[[ AVAILABLE DATA open ]]

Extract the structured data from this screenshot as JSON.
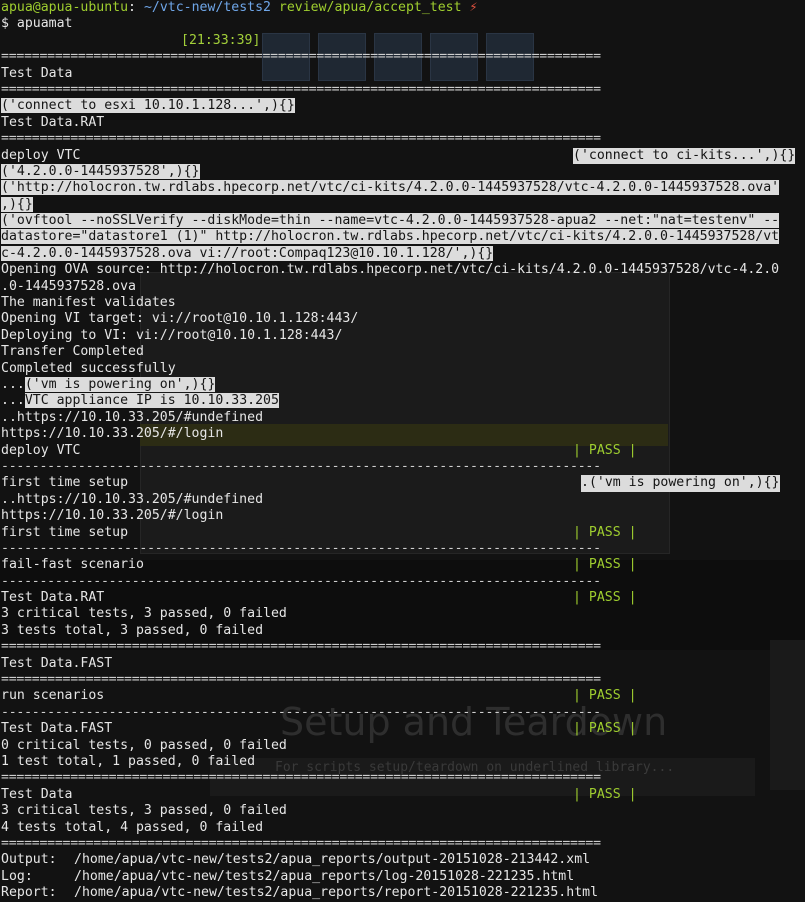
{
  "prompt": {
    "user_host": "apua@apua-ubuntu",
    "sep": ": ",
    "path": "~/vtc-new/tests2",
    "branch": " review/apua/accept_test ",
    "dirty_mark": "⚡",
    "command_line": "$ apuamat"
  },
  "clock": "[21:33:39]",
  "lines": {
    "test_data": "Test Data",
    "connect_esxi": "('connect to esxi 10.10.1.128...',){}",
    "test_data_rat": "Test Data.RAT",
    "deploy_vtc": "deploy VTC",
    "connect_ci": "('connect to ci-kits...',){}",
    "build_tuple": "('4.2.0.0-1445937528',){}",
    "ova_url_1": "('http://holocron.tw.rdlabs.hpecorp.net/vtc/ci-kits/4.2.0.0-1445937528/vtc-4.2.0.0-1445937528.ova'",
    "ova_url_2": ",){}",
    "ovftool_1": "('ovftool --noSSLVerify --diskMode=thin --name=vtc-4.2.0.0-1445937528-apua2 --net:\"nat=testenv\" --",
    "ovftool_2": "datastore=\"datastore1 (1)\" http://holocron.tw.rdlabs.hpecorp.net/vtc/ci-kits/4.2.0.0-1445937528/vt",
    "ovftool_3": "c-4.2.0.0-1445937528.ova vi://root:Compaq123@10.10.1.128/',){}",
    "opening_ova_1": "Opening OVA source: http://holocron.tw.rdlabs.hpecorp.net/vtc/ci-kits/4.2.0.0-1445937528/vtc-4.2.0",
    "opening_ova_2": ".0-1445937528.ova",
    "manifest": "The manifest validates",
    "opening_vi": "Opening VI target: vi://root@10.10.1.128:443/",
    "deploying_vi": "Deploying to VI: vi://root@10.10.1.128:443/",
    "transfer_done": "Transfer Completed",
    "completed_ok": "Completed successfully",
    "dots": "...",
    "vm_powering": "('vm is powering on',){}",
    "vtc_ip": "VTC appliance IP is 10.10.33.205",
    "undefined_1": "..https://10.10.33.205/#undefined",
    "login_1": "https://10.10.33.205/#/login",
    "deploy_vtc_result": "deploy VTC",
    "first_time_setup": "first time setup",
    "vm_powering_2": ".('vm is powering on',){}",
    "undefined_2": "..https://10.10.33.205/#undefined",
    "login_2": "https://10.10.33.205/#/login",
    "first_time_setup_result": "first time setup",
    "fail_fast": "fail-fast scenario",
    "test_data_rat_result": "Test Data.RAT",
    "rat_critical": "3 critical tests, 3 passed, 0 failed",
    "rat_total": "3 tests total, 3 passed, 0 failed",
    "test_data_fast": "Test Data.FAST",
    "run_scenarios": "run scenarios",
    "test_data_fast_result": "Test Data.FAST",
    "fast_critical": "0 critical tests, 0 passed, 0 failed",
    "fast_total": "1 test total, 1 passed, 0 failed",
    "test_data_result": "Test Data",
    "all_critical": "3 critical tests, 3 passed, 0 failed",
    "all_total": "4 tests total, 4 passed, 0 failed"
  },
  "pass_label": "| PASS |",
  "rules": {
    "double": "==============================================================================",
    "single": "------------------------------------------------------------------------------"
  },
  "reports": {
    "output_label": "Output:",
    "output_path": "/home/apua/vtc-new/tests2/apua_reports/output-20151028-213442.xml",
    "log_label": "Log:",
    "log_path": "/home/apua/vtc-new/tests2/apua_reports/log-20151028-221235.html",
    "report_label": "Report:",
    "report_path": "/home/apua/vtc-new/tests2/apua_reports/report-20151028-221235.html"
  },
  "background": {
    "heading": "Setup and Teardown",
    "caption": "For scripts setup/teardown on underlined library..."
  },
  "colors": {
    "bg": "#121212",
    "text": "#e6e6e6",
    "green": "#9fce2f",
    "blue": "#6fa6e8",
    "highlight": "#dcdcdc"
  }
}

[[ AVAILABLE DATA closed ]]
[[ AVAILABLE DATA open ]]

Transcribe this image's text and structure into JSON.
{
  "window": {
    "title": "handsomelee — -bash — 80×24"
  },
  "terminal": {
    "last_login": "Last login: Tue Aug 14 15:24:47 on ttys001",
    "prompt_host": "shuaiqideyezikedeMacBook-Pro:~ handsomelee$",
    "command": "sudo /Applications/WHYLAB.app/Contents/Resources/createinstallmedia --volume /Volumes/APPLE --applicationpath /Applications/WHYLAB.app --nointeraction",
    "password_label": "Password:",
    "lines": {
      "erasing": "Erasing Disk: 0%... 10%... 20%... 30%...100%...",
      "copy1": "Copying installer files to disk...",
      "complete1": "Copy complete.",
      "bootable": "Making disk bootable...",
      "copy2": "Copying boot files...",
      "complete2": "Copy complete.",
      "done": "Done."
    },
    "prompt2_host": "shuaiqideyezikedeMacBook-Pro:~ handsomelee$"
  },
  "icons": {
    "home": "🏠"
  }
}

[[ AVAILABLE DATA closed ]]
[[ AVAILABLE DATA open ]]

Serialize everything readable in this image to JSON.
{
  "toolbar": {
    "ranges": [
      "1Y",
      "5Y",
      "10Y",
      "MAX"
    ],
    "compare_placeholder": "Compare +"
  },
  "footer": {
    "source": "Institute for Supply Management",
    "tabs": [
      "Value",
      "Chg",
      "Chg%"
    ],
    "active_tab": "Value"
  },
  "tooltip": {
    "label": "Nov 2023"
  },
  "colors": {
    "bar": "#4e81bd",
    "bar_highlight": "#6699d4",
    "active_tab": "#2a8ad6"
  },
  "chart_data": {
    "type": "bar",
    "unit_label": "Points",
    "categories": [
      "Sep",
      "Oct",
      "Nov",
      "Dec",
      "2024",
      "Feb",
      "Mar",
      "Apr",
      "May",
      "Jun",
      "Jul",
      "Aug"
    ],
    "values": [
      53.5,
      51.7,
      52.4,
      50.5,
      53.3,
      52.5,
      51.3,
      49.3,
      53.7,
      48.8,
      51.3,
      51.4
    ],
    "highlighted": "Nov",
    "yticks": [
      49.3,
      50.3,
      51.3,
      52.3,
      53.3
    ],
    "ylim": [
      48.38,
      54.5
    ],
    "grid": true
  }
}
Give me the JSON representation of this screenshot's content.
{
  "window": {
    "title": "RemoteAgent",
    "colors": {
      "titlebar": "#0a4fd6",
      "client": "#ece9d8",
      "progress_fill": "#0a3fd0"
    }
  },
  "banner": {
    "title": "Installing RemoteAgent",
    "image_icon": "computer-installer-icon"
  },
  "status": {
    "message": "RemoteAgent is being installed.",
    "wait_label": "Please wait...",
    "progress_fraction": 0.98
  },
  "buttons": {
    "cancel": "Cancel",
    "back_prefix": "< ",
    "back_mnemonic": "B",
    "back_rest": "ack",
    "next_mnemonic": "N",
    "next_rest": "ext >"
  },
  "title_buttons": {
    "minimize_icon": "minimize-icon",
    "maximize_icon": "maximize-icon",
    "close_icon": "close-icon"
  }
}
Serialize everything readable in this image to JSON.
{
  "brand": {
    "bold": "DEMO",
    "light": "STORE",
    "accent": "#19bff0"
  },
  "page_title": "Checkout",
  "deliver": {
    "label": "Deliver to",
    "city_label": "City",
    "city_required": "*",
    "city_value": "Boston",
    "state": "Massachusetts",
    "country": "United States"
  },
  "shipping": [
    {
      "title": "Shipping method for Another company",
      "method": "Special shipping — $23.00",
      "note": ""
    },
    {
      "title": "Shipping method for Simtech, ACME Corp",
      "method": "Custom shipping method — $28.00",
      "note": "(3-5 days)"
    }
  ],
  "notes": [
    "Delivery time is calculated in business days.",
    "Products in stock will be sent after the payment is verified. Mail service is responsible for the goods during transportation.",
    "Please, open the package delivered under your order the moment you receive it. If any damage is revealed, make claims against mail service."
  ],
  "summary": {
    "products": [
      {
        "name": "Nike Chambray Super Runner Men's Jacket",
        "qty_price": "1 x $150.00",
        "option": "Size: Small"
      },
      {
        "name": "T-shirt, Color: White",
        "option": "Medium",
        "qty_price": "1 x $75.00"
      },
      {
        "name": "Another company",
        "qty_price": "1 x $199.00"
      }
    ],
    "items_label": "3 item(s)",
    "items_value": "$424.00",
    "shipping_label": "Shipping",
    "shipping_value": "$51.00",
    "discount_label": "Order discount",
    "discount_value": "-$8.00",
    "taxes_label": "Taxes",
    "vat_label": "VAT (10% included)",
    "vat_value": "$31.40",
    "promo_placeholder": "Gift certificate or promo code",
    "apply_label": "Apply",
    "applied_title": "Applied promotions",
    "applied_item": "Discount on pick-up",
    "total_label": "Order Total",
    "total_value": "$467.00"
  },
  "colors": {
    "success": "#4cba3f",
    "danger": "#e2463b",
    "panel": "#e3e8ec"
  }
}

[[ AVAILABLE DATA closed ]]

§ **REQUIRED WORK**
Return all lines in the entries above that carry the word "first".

§ **EXERCISE OUTPUT**
    "first_time_setup": "first time setup",
    "first_time_setup_result": "first time setup",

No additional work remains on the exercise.